EXERCISE DETAILS - Quote every entry word for word.

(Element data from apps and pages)
--- START ---

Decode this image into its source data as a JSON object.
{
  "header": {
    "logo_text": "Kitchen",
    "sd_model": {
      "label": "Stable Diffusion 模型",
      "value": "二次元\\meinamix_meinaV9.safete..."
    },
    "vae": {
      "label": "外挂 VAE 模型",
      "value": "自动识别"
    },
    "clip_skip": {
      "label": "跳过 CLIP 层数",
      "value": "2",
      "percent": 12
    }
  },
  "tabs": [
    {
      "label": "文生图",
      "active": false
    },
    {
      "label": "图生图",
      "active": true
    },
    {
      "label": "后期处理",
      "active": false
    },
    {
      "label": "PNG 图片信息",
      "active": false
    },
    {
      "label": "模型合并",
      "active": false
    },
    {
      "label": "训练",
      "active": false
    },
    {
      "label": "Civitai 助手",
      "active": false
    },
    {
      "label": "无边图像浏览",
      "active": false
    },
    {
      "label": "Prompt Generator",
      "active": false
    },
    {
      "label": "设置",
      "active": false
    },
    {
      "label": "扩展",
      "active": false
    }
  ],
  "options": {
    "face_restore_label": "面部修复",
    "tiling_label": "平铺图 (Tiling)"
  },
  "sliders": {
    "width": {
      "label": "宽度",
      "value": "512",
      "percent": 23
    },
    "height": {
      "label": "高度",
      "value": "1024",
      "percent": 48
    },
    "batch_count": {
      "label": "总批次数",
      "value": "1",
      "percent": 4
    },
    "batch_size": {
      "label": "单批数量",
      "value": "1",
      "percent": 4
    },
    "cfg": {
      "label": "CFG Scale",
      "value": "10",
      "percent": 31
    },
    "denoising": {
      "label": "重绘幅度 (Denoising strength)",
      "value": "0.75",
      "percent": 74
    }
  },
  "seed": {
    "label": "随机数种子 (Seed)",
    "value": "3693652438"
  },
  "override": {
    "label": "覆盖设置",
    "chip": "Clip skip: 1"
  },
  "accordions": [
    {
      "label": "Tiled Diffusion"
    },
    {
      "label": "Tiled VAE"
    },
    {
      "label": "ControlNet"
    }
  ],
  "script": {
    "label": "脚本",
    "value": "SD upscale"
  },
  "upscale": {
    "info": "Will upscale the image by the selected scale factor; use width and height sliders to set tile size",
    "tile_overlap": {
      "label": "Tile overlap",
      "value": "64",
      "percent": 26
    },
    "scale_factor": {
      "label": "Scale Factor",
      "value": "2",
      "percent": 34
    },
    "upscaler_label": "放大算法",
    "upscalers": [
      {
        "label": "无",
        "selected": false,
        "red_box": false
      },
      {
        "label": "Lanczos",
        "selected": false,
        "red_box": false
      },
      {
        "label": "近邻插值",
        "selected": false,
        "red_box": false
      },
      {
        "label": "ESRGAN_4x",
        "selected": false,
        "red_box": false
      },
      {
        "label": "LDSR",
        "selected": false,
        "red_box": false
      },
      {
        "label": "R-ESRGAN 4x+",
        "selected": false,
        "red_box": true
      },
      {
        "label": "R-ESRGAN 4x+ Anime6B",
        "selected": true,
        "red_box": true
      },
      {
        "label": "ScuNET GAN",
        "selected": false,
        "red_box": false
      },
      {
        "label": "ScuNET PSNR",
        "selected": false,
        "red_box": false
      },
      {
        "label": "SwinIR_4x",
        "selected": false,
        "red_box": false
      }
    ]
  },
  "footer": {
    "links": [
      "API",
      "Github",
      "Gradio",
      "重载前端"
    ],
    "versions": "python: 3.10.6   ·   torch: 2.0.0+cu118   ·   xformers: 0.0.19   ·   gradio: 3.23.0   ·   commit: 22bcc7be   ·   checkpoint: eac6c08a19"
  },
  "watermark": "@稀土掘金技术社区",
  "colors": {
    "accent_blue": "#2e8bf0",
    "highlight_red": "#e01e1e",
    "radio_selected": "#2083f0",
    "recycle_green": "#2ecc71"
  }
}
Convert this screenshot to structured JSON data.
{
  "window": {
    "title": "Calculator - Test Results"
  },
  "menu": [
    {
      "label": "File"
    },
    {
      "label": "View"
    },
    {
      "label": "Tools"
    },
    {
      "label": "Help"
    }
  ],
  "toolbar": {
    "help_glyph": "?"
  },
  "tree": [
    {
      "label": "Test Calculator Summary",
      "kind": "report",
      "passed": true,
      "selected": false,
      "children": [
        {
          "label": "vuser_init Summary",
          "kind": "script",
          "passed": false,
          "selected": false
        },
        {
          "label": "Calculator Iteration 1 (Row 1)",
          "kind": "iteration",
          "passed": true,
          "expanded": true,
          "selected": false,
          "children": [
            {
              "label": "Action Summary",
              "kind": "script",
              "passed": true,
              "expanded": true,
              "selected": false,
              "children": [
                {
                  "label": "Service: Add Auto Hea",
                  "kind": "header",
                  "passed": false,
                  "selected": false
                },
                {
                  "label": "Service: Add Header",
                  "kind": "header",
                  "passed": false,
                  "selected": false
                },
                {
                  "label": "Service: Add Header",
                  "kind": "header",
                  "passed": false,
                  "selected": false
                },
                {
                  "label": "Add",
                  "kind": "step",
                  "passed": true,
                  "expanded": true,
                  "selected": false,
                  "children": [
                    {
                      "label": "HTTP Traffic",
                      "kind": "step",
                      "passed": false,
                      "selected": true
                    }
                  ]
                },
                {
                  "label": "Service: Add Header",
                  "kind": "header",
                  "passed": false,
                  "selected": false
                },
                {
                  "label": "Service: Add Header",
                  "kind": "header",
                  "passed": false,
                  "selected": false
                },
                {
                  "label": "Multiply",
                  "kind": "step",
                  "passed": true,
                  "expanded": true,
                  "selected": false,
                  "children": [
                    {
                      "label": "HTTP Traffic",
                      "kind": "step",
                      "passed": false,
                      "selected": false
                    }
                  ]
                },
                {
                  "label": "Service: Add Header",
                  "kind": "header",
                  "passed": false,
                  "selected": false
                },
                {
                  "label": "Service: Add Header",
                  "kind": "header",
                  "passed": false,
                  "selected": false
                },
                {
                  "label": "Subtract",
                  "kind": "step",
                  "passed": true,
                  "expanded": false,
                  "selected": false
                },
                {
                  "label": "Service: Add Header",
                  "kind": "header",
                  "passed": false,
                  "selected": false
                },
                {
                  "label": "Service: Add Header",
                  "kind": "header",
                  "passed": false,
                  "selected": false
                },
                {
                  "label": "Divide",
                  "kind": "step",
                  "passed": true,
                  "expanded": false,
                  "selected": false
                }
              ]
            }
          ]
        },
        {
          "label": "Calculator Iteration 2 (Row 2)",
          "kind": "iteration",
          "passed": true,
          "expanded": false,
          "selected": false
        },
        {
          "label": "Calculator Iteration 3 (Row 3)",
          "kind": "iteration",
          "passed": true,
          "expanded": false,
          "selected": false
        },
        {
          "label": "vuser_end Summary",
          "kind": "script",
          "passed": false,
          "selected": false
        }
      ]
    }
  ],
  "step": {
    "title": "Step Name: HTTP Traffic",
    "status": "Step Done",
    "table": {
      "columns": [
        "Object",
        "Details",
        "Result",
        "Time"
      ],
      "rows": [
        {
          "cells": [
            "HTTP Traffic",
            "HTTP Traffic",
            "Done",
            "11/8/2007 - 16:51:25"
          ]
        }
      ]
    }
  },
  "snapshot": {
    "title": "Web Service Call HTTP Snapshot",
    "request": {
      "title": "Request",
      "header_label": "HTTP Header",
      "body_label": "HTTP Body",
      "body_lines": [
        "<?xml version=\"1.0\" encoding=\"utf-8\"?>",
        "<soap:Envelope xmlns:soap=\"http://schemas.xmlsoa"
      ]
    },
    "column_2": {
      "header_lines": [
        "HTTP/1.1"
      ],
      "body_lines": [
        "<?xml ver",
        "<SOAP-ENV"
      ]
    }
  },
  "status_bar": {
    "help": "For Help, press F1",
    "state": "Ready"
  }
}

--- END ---

RESPONSE AREA -
Decode this image into its source data as a JSON object.
{
  "header": {
    "logo_text": "Kitchen",
    "sd_model": {
      "label": "Stable Diffusion 模型",
      "value": "二次元\\meinamix_meinaV9.safete..."
    },
    "vae": {
      "label": "外挂 VAE 模型",
      "value": "自动识别"
    },
    "clip_skip": {
      "label": "跳过 CLIP 层数",
      "value": "2",
      "percent": 12
    }
  },
  "tabs": [
    {
      "label": "文生图",
      "active": false
    },
    {
      "label": "图生图",
      "active": true
    },
    {
      "label": "后期处理",
      "active": false
    },
    {
      "label": "PNG 图片信息",
      "active": false
    },
    {
      "label": "模型合并",
      "active": false
    },
    {
      "label": "训练",
      "active": false
    },
    {
      "label": "Civitai 助手",
      "active": false
    },
    {
      "label": "无边图像浏览",
      "active": false
    },
    {
      "label": "Prompt Generator",
      "active": false
    },
    {
      "label": "设置",
      "active": false
    },
    {
      "label": "扩展",
      "active": false
    }
  ],
  "options": {
    "face_restore_label": "面部修复",
    "tiling_label": "平铺图 (Tiling)"
  },
  "sliders": {
    "width": {
      "label": "宽度",
      "value": "512",
      "percent": 23
    },
    "height": {
      "label": "高度",
      "value": "1024",
      "percent": 48
    },
    "batch_count": {
      "label": "总批次数",
      "value": "1",
      "percent": 4
    },
    "batch_size": {
      "label": "单批数量",
      "value": "1",
      "percent": 4
    },
    "cfg": {
      "label": "CFG Scale",
      "value": "10",
      "percent": 31
    },
    "denoising": {
      "label": "重绘幅度 (Denoising strength)",
      "value": "0.75",
      "percent": 74
    }
  },
  "seed": {
    "label": "随机数种子 (Seed)",
    "value": "3693652438"
  },
  "override": {
    "label": "覆盖设置",
    "chip": "Clip skip: 1"
  },
  "accordions": [
    {
      "label": "Tiled Diffusion"
    },
    {
      "label": "Tiled VAE"
    },
    {
      "label": "ControlNet"
    }
  ],
  "script": {
    "label": "脚本",
    "value": "SD upscale"
  },
  "upscale": {
    "info": "Will upscale the image by the selected scale factor; use width and height sliders to set tile size",
    "tile_overlap": {
      "label": "Tile overlap",
      "value": "64",
      "percent": 26
    },
    "scale_factor": {
      "label": "Scale Factor",
      "value": "2",
      "percent": 34
    },
    "upscaler_label": "放大算法",
    "upscalers": [
      {
        "label": "无",
        "selected": false,
        "red_box": false
      },
      {
        "label": "Lanczos",
        "selected": false,
        "red_box": false
      },
      {
        "label": "近邻插值",
        "selected": false,
        "red_box": false
      },
      {
        "label": "ESRGAN_4x",
        "selected": false,
        "red_box": false
      },
      {
        "label": "LDSR",
        "selected": false,
        "red_box": false
      },
      {
        "label": "R-ESRGAN 4x+",
        "selected": false,
        "red_box": true
      },
      {
        "label": "R-ESRGAN 4x+ Anime6B",
        "selected": true,
        "red_box": true
      },
      {
        "label": "ScuNET GAN",
        "selected": false,
        "red_box": false
      },
      {
        "label": "ScuNET PSNR",
        "selected": false,
        "red_box": false
      },
      {
        "label": "SwinIR_4x",
        "selected": false,
        "red_box": false
      }
    ]
  },
  "footer": {
    "links": [
      "API",
      "Github",
      "Gradio",
      "重载前端"
    ],
    "versions": "python: 3.10.6   ·   torch: 2.0.0+cu118   ·   xformers: 0.0.19   ·   gradio: 3.23.0   ·   commit: 22bcc7be   ·   checkpoint: eac6c08a19"
  },
  "watermark": "@稀土掘金技术社区",
  "colors": {
    "accent_blue": "#2e8bf0",
    "highlight_red": "#e01e1e",
    "radio_selected": "#2083f0",
    "recycle_green": "#2ecc71"
  }
}
Convert this screenshot to structured JSON data.
{
  "window": {
    "title": "Calculator - Test Results"
  },
  "menu": [
    {
      "label": "File"
    },
    {
      "label": "View"
    },
    {
      "label": "Tools"
    },
    {
      "label": "Help"
    }
  ],
  "toolbar": {
    "help_glyph": "?"
  },
  "tree": [
    {
      "label": "Test Calculator Summary",
      "kind": "report",
      "passed": true,
      "selected": false,
      "children": [
        {
          "label": "vuser_init Summary",
          "kind": "script",
          "passed": false,
          "selected": false
        },
        {
          "label": "Calculator Iteration 1 (Row 1)",
          "kind": "iteration",
          "passed": true,
          "expanded": true,
          "selected": false,
          "children": [
            {
              "label": "Action Summary",
              "kind": "script",
              "passed": true,
              "expanded": true,
              "selected": false,
              "children": [
                {
                  "label": "Service: Add Auto Hea",
                  "kind": "header",
                  "passed": false,
                  "selected": false
                },
                {
                  "label": "Service: Add Header",
                  "kind": "header",
                  "passed": false,
                  "selected": false
                },
                {
                  "label": "Service: Add Header",
                  "kind": "header",
                  "passed": false,
                  "selected": false
                },
                {
                  "label": "Add",
                  "kind": "step",
                  "passed": true,
                  "expanded": true,
                  "selected": false,
                  "children": [
                    {
                      "label": "HTTP Traffic",
                      "kind": "step",
                      "passed": false,
                      "selected": true
                    }
                  ]
                },
                {
                  "label": "Service: Add Header",
                  "kind": "header",
                  "passed": false,
                  "selected": false
                },
                {
                  "label": "Service: Add Header",
                  "kind": "header",
                  "passed": false,
                  "selected": false
                },
                {
                  "label": "Multiply",
                  "kind": "step",
                  "passed": true,
                  "expanded": true,
                  "selected": false,
                  "children": [
                    {
                      "label": "HTTP Traffic",
                      "kind": "step",
                      "passed": false,
                      "selected": false
                    }
                  ]
                },
                {
                  "label": "Service: Add Header",
                  "kind": "header",
                  "passed": false,
                  "selected": false
                },
                {
                  "label": "Service: Add Header",
                  "kind": "header",
                  "passed": false,
                  "selected": false
                },
                {
                  "label": "Subtract",
                  "kind": "step",
                  "passed": true,
                  "expanded": false,
                  "selected": false
                },
                {
                  "label": "Service: Add Header",
                  "kind": "header",
                  "passed": false,
                  "selected": false
                },
                {
                  "label": "Service: Add Header",
                  "kind": "header",
                  "passed": false,
                  "selected": false
                },
                {
                  "label": "Divide",
                  "kind": "step",
                  "passed": true,
                  "expanded": false,
                  "selected": false
                }
              ]
            }
          ]
        },
        {
          "label": "Calculator Iteration 2 (Row 2)",
          "kind": "iteration",
          "passed": true,
          "expanded": false,
          "selected": false
        },
        {
          "label": "Calculator Iteration 3 (Row 3)",
          "kind": "iteration",
          "passed": true,
          "expanded": false,
          "selected": false
        },
        {
          "label": "vuser_end Summary",
          "kind": "script",
          "passed": false,
          "selected": false
        }
      ]
    }
  ],
  "step": {
    "title": "Step Name: HTTP Traffic",
    "status": "Step Done",
    "table": {
      "columns": [
        "Object",
        "Details",
        "Result",
        "Time"
      ],
      "rows": [
        {
          "cells": [
            "HTTP Traffic",
            "HTTP Traffic",
            "Done",
            "11/8/2007 - 16:51:25"
          ]
        }
      ]
    }
  },
  "snapshot": {
    "title": "Web Service Call HTTP Snapshot",
    "request": {
      "title": "Request",
      "header_label": "HTTP Header",
      "body_label": "HTTP Body",
      "body_lines": [
        "<?xml version=\"1.0\" encoding=\"utf-8\"?>",
        "<soap:Envelope xmlns:soap=\"http://schemas.xmlsoa"
      ]
    },
    "column_2": {
      "header_lines": [
        "HTTP/1.1"
      ],
      "body_lines": [
        "<?xml ver",
        "<SOAP-ENV"
      ]
    }
  },
  "status_bar": {
    "help": "For Help, press F1",
    "state": "Ready"
  }
}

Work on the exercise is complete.